SEHK:8521 Price Estimation Relative to Market, January 11th 2020

Its P/E ratio suggests that ST International Holdings shareholders think that in the future it will perform about the same as other companies in its industry classification. If the company has better than average prospects, then the market might be underestimating it. Further research into factors such as insider buying and selling, could help you form your own view on whether that is likely.

How Growth Rates Impact P/E Ratios

Probably the most important factor in determining what P/E a company trades on is the earnings growth. When earnings grow, the 'E' increases, over time. Therefore, even if you pay a high multiple of earnings now, that multiple will become lower in the future. And as that P/E ratio drops, the company will look cheap, unless its share price increases.

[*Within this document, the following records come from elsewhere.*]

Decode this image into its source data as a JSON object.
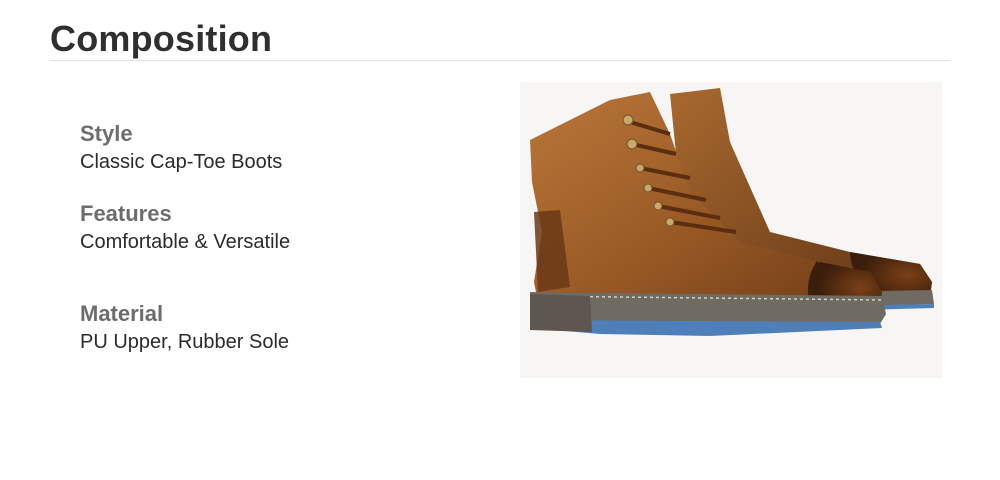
{
  "section": {
    "title": "Composition"
  },
  "specs": [
    {
      "label": "Style",
      "value": "Classic Cap-Toe Boots"
    },
    {
      "label": "Features",
      "value": "Comfortable & Versatile"
    },
    {
      "label": "Material",
      "value": "PU Upper, Rubber Sole"
    }
  ],
  "product_image": {
    "subject": "brown-leather-lace-up-boots"
  },
  "colors": {
    "leather": "#9a5a25",
    "leather_dark": "#5e3314",
    "sole": "#6f6a62",
    "sole_edge": "#4f7fb8"
  }
}
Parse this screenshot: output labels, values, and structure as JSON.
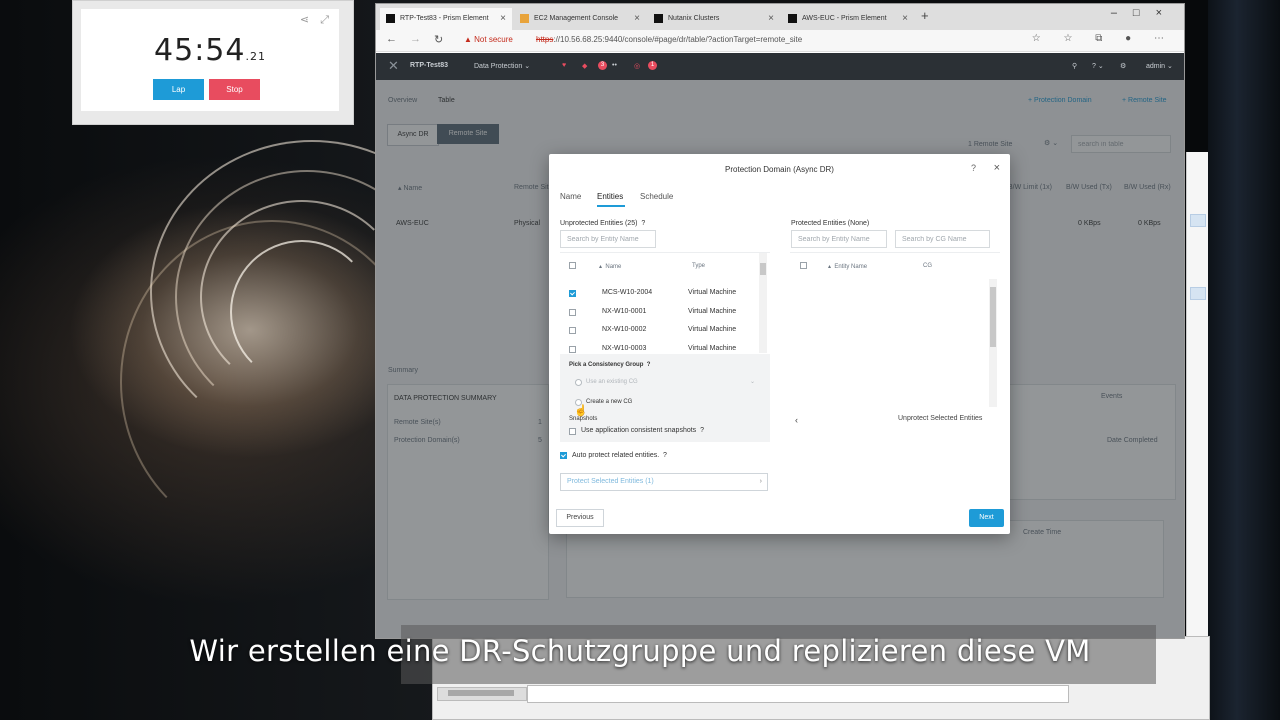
{
  "stopwatch": {
    "time": "45:54",
    "fraction": ".21",
    "lap_label": "Lap",
    "stop_label": "Stop"
  },
  "browser": {
    "tabs": [
      {
        "label": "RTP-Test83 - Prism Element",
        "active": true
      },
      {
        "label": "EC2 Management Console",
        "active": false
      },
      {
        "label": "Nutanix Clusters",
        "active": false
      },
      {
        "label": "AWS-EUC - Prism Element",
        "active": false
      }
    ],
    "address": {
      "warning": "Not secure",
      "scheme": "https",
      "url_rest": "://10.56.68.25:9440/console/#page/dr/table/?actionTarget=remote_site"
    }
  },
  "app": {
    "cluster_name": "RTP-Test83",
    "menu": "Data Protection",
    "alerts_red": "3",
    "alerts_count": "1",
    "user": "admin",
    "breadcrumb": {
      "overview": "Overview",
      "table": "Table"
    },
    "actions": {
      "protection_domain": "+ Protection Domain",
      "remote_site": "+ Remote Site"
    },
    "view_buttons": [
      "Async DR",
      "Remote Site"
    ],
    "remote_site_count": "1 Remote Site",
    "search_table_placeholder": "search in table",
    "table_headers": [
      "Name",
      "Remote Site",
      "B/W Limit (1x)",
      "B/W Used (Tx)",
      "B/W Used (Rx)"
    ],
    "row": {
      "name": "AWS-EUC",
      "type": "Physical",
      "tx": "0 KBps",
      "rx": "0 KBps"
    },
    "summary_title": "Summary",
    "summary": {
      "title": "DATA PROTECTION SUMMARY",
      "rows": [
        {
          "label": "Remote Site(s)",
          "value": "1"
        },
        {
          "label": "Protection Domain(s)",
          "value": "5"
        }
      ],
      "events": "Events",
      "date_completed": "Date Completed",
      "create_time": "Create Time"
    }
  },
  "modal": {
    "title": "Protection Domain (Async DR)",
    "help": "?",
    "tabs": [
      "Name",
      "Entities",
      "Schedule"
    ],
    "unprotected_label": "Unprotected Entities (25)",
    "protected_label": "Protected Entities (None)",
    "search_entity_placeholder": "Search by Entity Name",
    "search_cg_placeholder": "Search by CG Name",
    "left_headers": {
      "name": "Name",
      "type": "Type"
    },
    "right_headers": {
      "name": "Entity Name",
      "cg": "CG"
    },
    "entities": [
      {
        "name": "MCS-W10-2004",
        "type": "Virtual Machine",
        "checked": true
      },
      {
        "name": "NX-W10-0001",
        "type": "Virtual Machine",
        "checked": false
      },
      {
        "name": "NX-W10-0002",
        "type": "Virtual Machine",
        "checked": false
      },
      {
        "name": "NX-W10-0003",
        "type": "Virtual Machine",
        "checked": false
      }
    ],
    "consistency_group": {
      "title": "Pick a Consistency Group",
      "existing": "Use an existing CG",
      "create_new": "Create a new CG",
      "snapshots_title": "Snapshots",
      "app_consistent": "Use application consistent snapshots"
    },
    "auto_protect": "Auto protect related entities.",
    "protect_button": "Protect Selected Entities (1)",
    "unprotect_button": "Unprotect Selected Entities",
    "previous": "Previous",
    "next": "Next"
  },
  "caption": "Wir erstellen eine DR-Schutzgruppe und replizieren diese VM"
}
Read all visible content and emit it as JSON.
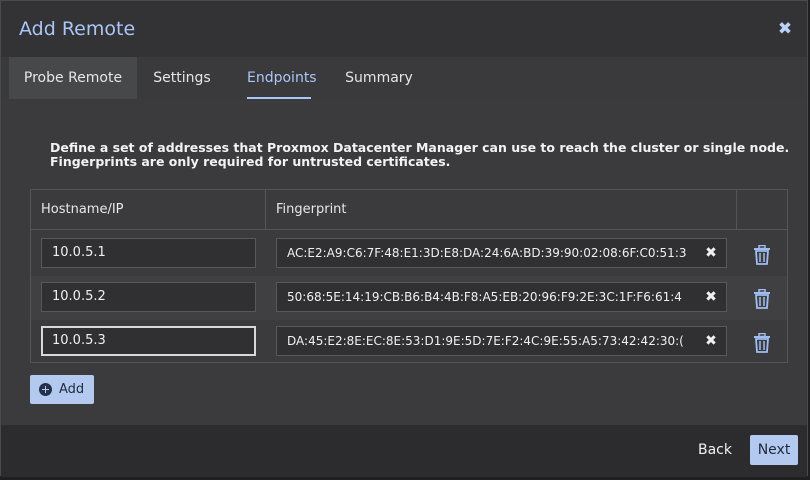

ST International Holdings's earnings per share grew by -2.5% in the last twelve months.

Remember: P/E Ratios Don't Consider The Balance Sheet

Don't forget that the P/E ratio considers market capitalization. So it won't reflect the advantage of cash, or disadvantage of debt. Theoretically, a business can improve its earnings (and produce a lower P/E in the future) by investing in growth. That means taking on debt (or spending its cash).

Such expenditure might be good or bad, in the long term, but the point here is that the balance sheet is not reflected by this ratio.

Is Debt Impacting ST International Holdings's P/E?

The extra options and safety that comes with ST International Holdings's HK$21m net cash position means that it deserves a higher P/E than it would if it had a lot of net debt.

The Bottom Line On ST International Holdings's P/E Ratio

ST International Holdings trades on a P/E ratio of 9.1, which is below the HK market average of 10.6. Earnings improved over the last year. And the healthy balance sheet means the company can sustain growth while the P/E suggests shareholders don't think it will. What is very clear is that the market has become less pessimistic about ST International Holdings over the last month, with the P/E ratio rising from 6.5 back then to 9.1 today. For those who like to invest in turnarounds, that might mean it's time to put the stock on a watchlist, or research it. But others might consider the opportunity to have passed.

When the market is wrong about a stock, it gives savvy investors an opportunity. If it is underestimating a company, investors can make money by buying and holding the shares until the market corrects itself. We don't have analyst forecasts, but you might want to assess this data-rich visualization of earnings, revenue and cash flow.

But note: ST International Holdings may not be the best stock to buy. So take a peek at this free list of interesting companies with strong recent earnings growth (and a P/E ratio below 20).

If you spot an error that warrants correction, please contact the editor at editorial-team@simplywallst.com. This article by Simply Wall St is general in nature. It does not constitute a recommendation to buy or sell any stock, and does not take account of your objectives, or your financial situation. Simply Wall St has no position in the stocks mentioned.

We aim to bring you long-term focused research analysis driven by fundamental data. Note that our analysis may not factor in the latest price-sensitive company announcements or qualitative material. Thank you for reading.